» Activity
Across the listing, the lines that include "value" must be tallied and reported as a bare number.

%%

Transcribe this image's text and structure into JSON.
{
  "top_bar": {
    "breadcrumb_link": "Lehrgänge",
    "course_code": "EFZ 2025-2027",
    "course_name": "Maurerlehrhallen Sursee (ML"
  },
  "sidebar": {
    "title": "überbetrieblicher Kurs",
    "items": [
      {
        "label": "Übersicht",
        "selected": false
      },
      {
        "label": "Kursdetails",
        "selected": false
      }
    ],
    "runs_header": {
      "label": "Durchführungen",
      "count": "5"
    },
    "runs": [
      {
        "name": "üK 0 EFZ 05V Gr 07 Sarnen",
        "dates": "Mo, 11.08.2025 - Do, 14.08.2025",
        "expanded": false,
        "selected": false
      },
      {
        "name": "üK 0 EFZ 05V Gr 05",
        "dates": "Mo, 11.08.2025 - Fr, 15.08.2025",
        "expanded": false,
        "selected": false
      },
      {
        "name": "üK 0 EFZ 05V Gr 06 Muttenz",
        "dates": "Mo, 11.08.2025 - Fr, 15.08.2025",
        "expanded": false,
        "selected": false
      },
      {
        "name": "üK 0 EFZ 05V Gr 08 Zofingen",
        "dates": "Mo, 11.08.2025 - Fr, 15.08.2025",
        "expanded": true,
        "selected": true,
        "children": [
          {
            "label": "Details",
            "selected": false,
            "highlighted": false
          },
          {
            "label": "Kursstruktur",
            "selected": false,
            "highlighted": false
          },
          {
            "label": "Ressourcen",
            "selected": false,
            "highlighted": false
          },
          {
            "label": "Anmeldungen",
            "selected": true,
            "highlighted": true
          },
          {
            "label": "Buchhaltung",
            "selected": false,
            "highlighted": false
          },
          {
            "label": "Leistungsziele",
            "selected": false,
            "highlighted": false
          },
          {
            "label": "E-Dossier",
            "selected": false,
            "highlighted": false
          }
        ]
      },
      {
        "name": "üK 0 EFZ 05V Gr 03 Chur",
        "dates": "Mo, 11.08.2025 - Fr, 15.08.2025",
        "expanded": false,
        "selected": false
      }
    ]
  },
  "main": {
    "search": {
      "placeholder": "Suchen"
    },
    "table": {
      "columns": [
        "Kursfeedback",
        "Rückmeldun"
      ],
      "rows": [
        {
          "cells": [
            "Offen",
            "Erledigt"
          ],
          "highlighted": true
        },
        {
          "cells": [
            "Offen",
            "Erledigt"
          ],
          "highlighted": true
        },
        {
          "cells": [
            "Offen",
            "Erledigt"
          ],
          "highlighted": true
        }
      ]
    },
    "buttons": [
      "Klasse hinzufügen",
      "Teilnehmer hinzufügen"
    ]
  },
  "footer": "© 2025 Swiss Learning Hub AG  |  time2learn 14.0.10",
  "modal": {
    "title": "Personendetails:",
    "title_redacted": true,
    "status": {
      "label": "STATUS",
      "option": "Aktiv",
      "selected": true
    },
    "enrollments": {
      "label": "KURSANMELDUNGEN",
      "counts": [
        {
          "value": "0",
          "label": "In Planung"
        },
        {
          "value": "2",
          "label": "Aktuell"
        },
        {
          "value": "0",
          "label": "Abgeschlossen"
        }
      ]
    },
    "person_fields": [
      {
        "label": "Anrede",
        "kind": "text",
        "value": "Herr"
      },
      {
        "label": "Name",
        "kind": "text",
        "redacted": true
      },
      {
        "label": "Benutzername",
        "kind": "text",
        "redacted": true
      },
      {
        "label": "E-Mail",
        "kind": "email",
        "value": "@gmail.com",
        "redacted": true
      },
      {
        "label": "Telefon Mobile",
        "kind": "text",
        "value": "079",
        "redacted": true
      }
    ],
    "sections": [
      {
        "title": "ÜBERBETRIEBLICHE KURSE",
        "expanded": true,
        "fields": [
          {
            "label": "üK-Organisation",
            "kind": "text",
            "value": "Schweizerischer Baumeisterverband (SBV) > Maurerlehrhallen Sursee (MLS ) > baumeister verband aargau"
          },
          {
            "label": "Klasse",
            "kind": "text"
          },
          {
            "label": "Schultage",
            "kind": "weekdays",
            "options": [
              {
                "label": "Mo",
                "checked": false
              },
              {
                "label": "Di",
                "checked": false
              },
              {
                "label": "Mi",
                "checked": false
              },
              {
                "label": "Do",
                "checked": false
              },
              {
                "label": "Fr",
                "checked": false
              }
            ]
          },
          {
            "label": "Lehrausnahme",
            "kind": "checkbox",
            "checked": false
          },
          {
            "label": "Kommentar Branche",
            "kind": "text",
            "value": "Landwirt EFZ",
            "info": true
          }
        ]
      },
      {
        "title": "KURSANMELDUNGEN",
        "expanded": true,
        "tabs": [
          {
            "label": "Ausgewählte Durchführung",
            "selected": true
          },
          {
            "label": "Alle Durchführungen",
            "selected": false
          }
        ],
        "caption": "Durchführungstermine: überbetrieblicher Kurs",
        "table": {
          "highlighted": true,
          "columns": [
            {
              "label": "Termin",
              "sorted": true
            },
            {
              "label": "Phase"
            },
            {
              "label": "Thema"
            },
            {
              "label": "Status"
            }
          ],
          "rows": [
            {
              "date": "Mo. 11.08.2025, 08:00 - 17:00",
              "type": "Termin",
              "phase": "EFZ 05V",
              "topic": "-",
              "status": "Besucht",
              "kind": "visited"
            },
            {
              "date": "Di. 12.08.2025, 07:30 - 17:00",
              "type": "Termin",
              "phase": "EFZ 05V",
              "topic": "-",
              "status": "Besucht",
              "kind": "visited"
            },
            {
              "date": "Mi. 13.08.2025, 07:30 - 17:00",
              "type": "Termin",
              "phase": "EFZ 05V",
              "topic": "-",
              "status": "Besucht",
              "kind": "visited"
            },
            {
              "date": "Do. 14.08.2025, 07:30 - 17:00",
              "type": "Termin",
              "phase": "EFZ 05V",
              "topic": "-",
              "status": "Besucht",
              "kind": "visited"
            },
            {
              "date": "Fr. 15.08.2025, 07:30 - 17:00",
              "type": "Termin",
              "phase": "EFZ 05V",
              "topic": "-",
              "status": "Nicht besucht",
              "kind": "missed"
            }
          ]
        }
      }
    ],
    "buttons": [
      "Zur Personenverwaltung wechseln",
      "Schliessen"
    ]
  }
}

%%

» Response below
8